3 years ago

Added value of 18F-florbetaben amyloid PET in the diagnostic workup of most complex patients with dementia in France: A naturalistic study

Although some studies have previously addressed the clinical impact of amyloid positron emission tomography (PET), none has specifically addressed its selective and hierarchical implementation in relation to cerebrospinal fluid analysis in a naturalistic setting. Methods This multicenter study was performed at French tertiary memory clinics in patients presenting with most complex clinical situations (i.e., early-onset, atypical clinical profiles, suspected mixed etiological conditions, unexpected rate of progression), for whom cerebrospinal fluid analysis was indicated but either not feasible or considered as noncontributory (ClinicalTrials.gov: NCT02681172). Results Two hundred five patients were enrolled with evaluable florbetaben PET scans; 64.4% of scans were amyloid positive. PET results led to changed diagnosis and improved confidence in 66.8% and 81.5% of patients, respectively, and altered management in 80.0% of cases. Discussion High-level improvement of diagnostic certainty and management is provided by selective and hierarchical implementation of florbetaben PET into current standard practices for the most complex dementia cases.

Publisher URL: www.sciencedirect.com/science

DOI: S1552526017337639

You might also like
Never Miss Important Research

Researcher is an app designed by academics, for academics. Create a personalised feed in two minutes.
Choose from over 15,000 academics journals covering ten research areas then let Researcher deliver you papers tailored to your interests each day.

  • Download from Google Play
  • Download from App Store
  • Download from AppInChina
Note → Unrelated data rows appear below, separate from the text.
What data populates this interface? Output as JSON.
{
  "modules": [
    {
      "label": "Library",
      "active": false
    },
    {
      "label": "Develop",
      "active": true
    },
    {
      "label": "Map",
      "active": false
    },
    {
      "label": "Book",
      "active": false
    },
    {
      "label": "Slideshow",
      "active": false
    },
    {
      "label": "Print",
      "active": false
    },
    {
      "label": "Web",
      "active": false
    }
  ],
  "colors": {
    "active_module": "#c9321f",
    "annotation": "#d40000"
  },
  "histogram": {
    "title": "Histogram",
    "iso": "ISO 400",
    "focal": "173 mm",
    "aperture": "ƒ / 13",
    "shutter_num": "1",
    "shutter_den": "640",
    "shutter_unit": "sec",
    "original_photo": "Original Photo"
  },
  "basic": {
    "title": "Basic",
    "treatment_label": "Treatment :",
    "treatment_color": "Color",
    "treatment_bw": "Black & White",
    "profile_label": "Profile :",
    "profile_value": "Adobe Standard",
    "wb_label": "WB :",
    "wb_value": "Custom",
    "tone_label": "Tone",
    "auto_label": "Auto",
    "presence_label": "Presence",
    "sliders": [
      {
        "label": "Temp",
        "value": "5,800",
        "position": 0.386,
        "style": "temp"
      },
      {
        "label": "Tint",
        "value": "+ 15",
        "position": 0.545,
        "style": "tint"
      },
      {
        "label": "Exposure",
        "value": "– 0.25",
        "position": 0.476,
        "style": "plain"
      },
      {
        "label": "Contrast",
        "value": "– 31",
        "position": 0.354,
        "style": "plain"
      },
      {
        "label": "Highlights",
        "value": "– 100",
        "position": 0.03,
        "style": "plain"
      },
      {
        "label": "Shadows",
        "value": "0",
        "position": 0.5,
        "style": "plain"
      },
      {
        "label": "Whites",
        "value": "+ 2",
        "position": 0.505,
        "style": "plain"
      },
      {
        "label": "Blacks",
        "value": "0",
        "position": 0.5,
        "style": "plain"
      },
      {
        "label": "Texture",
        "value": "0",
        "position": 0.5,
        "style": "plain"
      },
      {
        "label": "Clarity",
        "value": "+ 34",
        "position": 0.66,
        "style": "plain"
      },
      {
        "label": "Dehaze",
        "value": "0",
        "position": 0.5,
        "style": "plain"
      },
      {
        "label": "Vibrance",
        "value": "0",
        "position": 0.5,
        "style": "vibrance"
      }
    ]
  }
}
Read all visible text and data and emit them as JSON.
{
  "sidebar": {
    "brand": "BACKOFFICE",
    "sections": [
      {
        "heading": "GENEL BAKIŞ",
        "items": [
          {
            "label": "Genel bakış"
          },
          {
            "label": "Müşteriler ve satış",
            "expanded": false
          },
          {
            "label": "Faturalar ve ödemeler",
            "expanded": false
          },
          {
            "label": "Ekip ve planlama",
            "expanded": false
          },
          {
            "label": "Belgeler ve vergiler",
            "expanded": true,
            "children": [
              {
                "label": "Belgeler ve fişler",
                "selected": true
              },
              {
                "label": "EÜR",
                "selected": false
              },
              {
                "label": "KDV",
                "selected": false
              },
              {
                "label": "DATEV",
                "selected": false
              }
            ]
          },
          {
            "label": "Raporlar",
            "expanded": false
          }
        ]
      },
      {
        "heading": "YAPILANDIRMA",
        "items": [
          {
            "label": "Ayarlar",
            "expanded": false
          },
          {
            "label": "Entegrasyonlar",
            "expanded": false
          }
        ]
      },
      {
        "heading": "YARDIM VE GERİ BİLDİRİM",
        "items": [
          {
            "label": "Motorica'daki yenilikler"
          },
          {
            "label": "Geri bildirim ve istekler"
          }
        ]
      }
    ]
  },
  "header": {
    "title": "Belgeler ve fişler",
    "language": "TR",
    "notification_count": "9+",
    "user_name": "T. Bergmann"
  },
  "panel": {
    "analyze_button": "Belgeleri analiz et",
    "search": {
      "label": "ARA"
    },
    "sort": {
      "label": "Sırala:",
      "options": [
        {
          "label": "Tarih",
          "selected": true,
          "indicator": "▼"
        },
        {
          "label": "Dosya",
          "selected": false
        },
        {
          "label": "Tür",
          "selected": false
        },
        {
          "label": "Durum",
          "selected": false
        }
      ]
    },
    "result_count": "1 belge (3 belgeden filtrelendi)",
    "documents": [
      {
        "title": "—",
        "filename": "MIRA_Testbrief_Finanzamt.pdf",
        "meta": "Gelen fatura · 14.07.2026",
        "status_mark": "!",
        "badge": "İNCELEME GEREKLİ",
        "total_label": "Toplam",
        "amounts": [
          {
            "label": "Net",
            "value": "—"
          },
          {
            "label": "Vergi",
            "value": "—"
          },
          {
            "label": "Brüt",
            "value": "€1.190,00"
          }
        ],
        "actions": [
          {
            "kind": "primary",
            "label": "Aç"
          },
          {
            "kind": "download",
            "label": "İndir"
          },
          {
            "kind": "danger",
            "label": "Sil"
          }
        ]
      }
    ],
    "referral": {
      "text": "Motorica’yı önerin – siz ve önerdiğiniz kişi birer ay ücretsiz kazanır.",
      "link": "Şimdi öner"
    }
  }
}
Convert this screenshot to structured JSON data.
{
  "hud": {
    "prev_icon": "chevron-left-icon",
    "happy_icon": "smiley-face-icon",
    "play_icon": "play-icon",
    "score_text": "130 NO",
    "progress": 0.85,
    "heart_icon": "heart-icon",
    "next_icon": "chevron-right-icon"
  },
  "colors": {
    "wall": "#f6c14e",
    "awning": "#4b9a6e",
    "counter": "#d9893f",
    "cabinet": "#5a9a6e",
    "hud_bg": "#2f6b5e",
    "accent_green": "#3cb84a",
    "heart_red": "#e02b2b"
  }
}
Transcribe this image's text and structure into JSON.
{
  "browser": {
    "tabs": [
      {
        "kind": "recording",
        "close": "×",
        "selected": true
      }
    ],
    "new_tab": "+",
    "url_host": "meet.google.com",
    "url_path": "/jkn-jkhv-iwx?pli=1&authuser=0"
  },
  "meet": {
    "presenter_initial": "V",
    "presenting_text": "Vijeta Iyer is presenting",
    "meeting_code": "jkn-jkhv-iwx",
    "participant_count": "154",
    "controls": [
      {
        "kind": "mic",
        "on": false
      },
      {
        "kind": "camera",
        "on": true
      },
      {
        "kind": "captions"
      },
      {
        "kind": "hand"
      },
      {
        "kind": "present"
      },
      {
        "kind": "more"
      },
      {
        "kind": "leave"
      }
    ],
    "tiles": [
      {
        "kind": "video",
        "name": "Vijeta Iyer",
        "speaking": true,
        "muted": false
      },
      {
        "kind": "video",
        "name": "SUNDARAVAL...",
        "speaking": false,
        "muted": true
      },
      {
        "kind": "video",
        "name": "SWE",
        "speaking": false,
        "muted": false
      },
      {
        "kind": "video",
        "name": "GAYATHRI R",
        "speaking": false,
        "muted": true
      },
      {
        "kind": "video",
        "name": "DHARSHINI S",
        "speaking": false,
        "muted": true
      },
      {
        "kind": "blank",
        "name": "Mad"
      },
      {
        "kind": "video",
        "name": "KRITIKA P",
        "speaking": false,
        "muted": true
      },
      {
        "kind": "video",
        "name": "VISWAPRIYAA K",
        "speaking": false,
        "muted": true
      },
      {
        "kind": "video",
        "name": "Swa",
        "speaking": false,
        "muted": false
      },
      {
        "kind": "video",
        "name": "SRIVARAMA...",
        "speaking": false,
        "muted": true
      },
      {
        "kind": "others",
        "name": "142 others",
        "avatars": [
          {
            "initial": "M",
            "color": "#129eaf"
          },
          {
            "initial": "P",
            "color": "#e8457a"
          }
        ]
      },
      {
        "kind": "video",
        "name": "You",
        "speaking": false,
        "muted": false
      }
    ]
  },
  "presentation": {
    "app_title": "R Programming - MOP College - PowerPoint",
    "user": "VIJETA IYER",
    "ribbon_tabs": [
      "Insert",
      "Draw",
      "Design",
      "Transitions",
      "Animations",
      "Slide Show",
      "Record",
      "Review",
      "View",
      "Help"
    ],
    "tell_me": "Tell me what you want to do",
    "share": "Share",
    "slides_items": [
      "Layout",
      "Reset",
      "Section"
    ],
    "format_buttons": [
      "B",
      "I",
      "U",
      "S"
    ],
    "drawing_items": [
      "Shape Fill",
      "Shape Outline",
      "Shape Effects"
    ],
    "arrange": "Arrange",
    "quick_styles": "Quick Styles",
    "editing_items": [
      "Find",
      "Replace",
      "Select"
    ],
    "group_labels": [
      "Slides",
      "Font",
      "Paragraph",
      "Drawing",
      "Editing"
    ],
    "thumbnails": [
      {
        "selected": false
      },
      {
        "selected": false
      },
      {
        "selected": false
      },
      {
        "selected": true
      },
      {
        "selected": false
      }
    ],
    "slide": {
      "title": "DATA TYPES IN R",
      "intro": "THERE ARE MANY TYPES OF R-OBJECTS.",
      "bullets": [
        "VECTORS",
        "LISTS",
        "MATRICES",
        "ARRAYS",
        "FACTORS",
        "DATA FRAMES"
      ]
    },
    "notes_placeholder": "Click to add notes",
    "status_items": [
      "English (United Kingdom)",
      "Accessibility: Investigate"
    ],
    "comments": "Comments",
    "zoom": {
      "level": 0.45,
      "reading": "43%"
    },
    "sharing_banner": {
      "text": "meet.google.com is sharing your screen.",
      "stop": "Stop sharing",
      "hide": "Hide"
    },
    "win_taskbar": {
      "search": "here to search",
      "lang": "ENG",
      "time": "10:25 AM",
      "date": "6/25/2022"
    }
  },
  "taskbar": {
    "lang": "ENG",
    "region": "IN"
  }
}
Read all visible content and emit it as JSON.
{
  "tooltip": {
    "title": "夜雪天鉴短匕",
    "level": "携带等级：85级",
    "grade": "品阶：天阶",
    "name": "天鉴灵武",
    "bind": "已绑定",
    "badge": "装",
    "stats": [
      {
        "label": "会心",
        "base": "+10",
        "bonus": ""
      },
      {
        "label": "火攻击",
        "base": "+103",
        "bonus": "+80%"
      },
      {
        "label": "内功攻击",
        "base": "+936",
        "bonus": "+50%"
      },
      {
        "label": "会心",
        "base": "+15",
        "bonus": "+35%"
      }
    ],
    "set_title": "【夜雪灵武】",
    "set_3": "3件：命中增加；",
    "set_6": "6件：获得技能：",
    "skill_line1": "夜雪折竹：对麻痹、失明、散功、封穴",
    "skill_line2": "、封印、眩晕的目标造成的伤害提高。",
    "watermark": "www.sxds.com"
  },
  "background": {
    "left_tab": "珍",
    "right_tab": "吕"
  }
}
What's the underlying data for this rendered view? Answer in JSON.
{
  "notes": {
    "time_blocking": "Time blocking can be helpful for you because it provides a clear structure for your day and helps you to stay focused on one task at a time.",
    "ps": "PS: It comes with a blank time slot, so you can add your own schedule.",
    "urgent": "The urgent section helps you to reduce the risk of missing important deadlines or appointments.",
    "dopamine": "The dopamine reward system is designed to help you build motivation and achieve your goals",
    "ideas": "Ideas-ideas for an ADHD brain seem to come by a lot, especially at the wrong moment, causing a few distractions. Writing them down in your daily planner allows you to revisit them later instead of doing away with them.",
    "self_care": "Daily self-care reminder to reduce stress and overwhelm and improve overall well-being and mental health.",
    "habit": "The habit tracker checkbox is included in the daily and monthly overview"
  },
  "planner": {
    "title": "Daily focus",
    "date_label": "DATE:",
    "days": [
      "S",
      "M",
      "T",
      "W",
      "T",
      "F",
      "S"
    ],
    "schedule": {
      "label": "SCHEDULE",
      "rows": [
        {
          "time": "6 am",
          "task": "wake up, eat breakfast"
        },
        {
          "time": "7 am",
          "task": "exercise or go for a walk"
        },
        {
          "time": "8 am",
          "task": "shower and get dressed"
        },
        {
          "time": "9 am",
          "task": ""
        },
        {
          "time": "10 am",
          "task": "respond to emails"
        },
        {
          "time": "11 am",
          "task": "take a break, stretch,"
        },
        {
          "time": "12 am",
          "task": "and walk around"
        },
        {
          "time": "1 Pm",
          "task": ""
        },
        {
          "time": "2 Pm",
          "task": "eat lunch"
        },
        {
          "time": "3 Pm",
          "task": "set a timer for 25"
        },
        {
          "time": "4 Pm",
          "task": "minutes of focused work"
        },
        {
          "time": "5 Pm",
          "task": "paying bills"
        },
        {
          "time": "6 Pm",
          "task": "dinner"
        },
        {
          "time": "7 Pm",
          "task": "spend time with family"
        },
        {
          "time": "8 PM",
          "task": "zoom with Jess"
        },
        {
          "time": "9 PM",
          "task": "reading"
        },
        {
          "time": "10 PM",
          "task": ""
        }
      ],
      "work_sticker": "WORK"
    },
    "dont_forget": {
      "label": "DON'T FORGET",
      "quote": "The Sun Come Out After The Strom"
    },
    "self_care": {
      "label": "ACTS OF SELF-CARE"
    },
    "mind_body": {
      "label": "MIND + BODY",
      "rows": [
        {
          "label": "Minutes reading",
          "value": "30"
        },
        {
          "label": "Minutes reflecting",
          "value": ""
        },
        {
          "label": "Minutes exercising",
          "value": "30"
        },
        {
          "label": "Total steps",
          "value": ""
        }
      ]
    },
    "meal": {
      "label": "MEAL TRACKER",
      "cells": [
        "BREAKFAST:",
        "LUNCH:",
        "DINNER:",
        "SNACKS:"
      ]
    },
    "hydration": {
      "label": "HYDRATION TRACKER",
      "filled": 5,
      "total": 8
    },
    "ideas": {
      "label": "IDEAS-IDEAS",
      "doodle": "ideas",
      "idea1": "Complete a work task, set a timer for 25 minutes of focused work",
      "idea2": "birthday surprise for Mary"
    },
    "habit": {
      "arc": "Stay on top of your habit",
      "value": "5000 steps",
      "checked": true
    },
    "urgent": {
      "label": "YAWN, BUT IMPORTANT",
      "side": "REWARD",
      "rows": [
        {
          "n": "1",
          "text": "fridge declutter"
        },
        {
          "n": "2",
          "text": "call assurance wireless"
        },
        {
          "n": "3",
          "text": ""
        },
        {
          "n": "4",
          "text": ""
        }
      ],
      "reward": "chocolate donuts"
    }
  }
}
Researcher displays publicly available abstracts and doesn’t host any full article content. If the content is open access, we will direct clicks from the abstracts to the publisher website and display the PDF copy on our platform. Clicks to view the full text will be directed to the publisher website, where only users with subscriptions or access through their institution are able to view the full article.